:: ASSIGNMENT ::
The number needed is how many lines of the data hold the string "from". Give that number and nothing more.

================================

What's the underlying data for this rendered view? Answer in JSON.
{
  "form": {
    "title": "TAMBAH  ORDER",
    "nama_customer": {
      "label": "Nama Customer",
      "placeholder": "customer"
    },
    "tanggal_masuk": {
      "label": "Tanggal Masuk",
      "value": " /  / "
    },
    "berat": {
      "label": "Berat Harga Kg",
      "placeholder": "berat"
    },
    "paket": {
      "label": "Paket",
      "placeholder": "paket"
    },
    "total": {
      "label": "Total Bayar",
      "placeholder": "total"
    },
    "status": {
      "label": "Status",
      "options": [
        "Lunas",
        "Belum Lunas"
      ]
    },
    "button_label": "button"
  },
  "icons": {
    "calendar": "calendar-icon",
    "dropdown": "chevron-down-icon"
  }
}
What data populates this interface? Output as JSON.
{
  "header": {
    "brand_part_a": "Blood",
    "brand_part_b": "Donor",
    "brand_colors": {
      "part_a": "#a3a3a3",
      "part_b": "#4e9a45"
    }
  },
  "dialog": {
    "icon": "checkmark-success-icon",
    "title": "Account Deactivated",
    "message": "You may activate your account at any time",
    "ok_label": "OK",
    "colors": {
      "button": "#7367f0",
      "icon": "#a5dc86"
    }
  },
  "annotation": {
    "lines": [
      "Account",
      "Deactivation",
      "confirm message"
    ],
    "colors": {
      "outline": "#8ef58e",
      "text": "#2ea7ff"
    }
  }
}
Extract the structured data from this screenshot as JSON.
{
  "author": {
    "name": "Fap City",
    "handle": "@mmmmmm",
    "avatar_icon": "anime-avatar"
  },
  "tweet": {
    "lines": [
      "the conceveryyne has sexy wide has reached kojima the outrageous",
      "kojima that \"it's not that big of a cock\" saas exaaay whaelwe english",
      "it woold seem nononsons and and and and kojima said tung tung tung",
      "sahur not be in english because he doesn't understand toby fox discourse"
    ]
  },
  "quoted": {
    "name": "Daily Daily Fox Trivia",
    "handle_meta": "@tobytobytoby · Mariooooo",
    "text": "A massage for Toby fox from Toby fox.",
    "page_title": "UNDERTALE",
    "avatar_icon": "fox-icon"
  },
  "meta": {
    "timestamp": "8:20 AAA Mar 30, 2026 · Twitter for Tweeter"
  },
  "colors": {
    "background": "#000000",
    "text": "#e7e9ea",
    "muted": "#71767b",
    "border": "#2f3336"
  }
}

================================

:: RESPONSE TO THE TASK ::
2